**WORK ORDER**
Take every line in the entries that includes the word "Uses" and copy it.

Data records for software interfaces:

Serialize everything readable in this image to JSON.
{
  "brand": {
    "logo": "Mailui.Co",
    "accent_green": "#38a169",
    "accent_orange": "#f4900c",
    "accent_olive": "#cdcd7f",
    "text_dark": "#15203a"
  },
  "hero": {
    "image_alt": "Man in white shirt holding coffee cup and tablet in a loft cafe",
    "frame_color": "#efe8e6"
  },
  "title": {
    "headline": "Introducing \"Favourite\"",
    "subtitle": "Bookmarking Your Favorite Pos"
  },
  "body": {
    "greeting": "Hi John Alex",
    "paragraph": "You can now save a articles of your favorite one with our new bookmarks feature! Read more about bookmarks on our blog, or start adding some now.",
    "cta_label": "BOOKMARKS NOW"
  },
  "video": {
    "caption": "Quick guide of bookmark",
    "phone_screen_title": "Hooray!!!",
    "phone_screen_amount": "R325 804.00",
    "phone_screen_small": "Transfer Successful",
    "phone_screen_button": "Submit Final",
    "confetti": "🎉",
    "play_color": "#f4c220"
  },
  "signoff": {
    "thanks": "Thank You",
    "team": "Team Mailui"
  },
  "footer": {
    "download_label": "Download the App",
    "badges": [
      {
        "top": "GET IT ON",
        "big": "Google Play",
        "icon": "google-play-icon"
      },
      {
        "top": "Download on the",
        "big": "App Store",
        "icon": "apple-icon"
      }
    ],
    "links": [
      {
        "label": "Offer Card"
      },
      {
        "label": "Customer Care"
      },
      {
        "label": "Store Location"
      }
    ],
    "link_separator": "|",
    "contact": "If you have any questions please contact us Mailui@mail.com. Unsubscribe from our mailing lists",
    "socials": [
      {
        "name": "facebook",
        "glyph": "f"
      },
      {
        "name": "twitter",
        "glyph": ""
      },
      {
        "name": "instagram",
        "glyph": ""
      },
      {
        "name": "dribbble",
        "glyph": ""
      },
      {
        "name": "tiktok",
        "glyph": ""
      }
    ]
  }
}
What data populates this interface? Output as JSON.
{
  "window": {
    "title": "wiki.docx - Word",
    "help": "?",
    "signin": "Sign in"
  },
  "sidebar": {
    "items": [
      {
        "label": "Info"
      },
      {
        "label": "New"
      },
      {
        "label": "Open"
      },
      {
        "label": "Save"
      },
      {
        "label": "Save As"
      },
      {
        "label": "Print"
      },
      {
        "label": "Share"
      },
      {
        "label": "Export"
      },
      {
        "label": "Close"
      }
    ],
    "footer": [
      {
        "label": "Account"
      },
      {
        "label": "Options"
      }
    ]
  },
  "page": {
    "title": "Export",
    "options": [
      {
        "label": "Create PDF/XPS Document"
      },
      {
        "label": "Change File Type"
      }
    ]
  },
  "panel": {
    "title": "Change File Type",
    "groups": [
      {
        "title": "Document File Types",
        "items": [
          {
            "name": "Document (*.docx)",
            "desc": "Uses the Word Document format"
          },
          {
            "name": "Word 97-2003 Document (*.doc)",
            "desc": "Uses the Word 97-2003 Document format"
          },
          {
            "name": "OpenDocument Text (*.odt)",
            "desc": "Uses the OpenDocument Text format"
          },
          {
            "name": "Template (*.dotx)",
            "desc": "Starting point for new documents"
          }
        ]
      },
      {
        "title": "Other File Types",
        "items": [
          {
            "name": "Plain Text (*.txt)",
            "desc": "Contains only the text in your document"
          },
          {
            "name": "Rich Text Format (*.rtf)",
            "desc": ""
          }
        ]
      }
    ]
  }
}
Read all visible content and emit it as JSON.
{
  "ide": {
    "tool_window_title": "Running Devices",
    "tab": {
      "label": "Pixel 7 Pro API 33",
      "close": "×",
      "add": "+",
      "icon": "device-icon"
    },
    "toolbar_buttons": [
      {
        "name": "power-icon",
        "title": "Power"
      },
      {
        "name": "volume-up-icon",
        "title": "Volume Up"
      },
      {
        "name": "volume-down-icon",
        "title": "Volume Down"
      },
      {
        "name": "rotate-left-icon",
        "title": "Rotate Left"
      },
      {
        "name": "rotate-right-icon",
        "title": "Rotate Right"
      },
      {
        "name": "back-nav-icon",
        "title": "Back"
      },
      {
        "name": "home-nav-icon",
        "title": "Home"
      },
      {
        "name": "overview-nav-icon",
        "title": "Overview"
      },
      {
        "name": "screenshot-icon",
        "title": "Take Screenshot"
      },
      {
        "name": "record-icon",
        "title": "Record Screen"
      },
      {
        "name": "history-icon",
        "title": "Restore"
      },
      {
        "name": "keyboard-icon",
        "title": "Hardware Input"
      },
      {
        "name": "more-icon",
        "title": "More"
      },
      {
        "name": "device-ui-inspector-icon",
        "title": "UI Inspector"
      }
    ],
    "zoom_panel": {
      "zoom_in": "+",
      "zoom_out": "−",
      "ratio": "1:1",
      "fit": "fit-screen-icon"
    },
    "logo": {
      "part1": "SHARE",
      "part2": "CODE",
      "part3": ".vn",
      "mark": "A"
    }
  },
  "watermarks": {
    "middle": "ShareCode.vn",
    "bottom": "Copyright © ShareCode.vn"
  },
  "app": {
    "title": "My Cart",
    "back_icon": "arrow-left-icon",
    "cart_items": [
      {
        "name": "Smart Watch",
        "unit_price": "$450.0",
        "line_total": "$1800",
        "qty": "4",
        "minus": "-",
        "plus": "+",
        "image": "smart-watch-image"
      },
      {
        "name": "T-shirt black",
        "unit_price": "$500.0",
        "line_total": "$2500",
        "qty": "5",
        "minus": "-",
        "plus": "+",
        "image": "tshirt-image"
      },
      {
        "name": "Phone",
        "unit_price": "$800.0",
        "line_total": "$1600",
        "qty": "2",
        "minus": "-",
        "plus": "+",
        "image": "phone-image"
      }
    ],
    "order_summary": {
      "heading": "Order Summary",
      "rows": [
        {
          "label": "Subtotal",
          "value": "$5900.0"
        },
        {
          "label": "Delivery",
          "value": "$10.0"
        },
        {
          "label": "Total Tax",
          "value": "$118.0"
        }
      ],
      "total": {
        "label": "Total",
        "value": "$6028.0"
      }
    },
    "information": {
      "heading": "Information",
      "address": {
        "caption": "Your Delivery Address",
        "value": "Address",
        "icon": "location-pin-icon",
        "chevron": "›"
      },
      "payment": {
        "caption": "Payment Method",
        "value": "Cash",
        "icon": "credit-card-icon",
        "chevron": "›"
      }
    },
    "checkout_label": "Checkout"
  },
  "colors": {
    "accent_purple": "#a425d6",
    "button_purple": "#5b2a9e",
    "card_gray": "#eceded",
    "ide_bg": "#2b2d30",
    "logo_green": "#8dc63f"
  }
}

**SOLVED PROBLEM**
            "desc": "Uses the Word Document format"
            "desc": "Uses the Word 97-2003 Document format"
            "desc": "Uses the OpenDocument Text format"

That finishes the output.